[ACTION ITEM]:
Copy each line from the entries that the word "maps" appears in.

App and web page records:
↓
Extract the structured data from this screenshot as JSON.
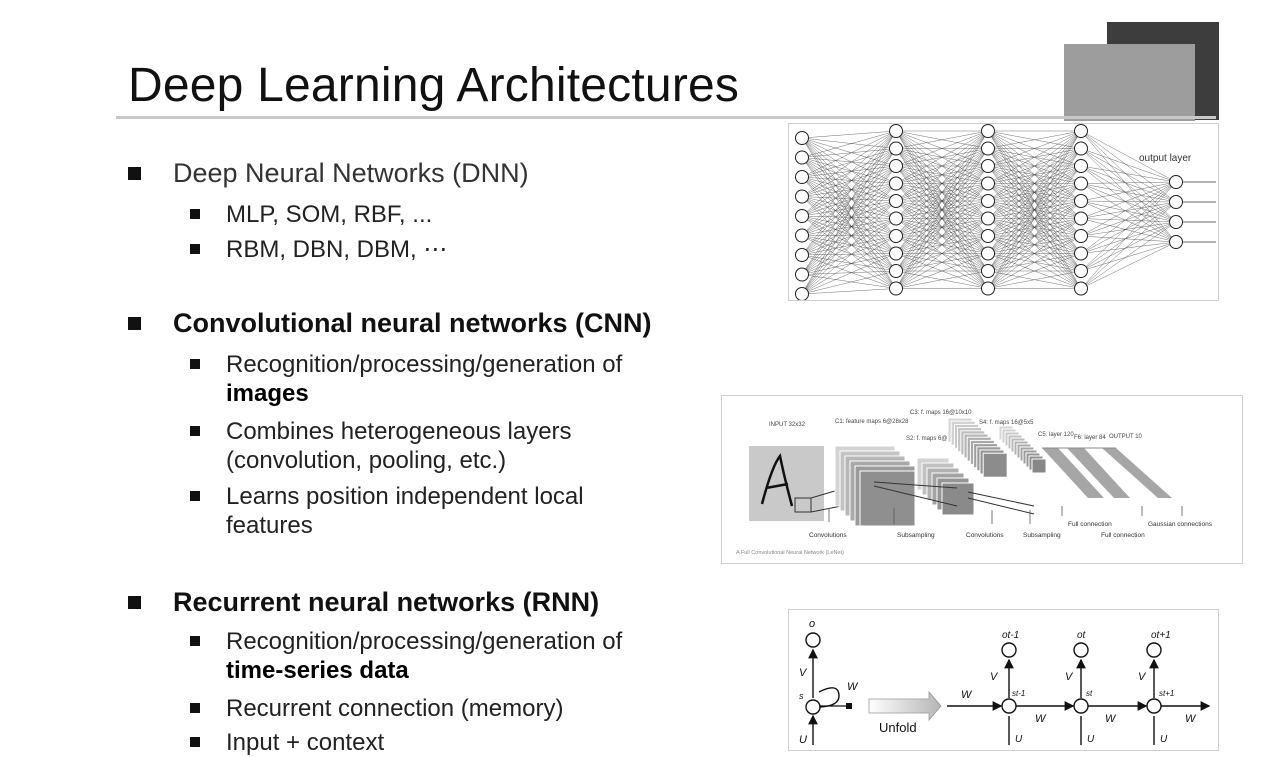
{
  "slide": {
    "title": "Deep Learning Architectures"
  },
  "dnn": {
    "heading": "Deep Neural Networks (DNN)",
    "items": [
      "MLP, SOM, RBF, ...",
      "RBM, DBN, DBM, ⋯"
    ],
    "figure_label": "output layer"
  },
  "cnn": {
    "heading": "Convolutional neural networks (CNN)",
    "items": [
      {
        "line1": "Recognition/processing/generation of",
        "line2": "images"
      },
      {
        "line1": "Combines heterogeneous layers",
        "line2": "(convolution, pooling, etc.)"
      },
      {
        "line1": "Learns position independent local",
        "line2": "features"
      }
    ],
    "figure": {
      "input": "INPUT 32x32",
      "c1": "C1: feature maps 6@28x28",
      "s2": "S2: f. maps 6@14x14",
      "c3": "C3: f. maps 16@10x10",
      "s4": "S4: f. maps 16@5x5",
      "c5": "C5: layer 120",
      "f6": "F6: layer 84",
      "output": "OUTPUT 10",
      "b_conv1": "Convolutions",
      "b_sub1": "Subsampling",
      "b_conv2": "Convolutions",
      "b_sub2": "Subsampling",
      "b_full1": "Full connection",
      "b_full2": "Full connection",
      "b_gauss": "Gaussian connections",
      "caption": "A Full Convolutional Neural Network (LeNet)"
    }
  },
  "rnn": {
    "heading": "Recurrent neural networks (RNN)",
    "items": [
      {
        "line1": "Recognition/processing/generation of",
        "line2": "time-series data"
      },
      {
        "line1": "Recurrent connection (memory)"
      },
      {
        "line1": "Input + context"
      }
    ],
    "figure": {
      "unfold": "Unfold",
      "o": "o",
      "o_prev": "ot-1",
      "o_t": "ot",
      "o_next": "ot+1",
      "s": "s",
      "s_prev": "st-1",
      "s_t": "st",
      "s_next": "st+1",
      "v": "V",
      "w": "W",
      "u": "U"
    }
  }
}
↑
[YOUR RESPONSE]:
      "c1": "C1: feature maps 6@28x28",
      "s2": "S2: f. maps 6@14x14",
      "c3": "C3: f. maps 16@10x10",
      "s4": "S4: f. maps 16@5x5",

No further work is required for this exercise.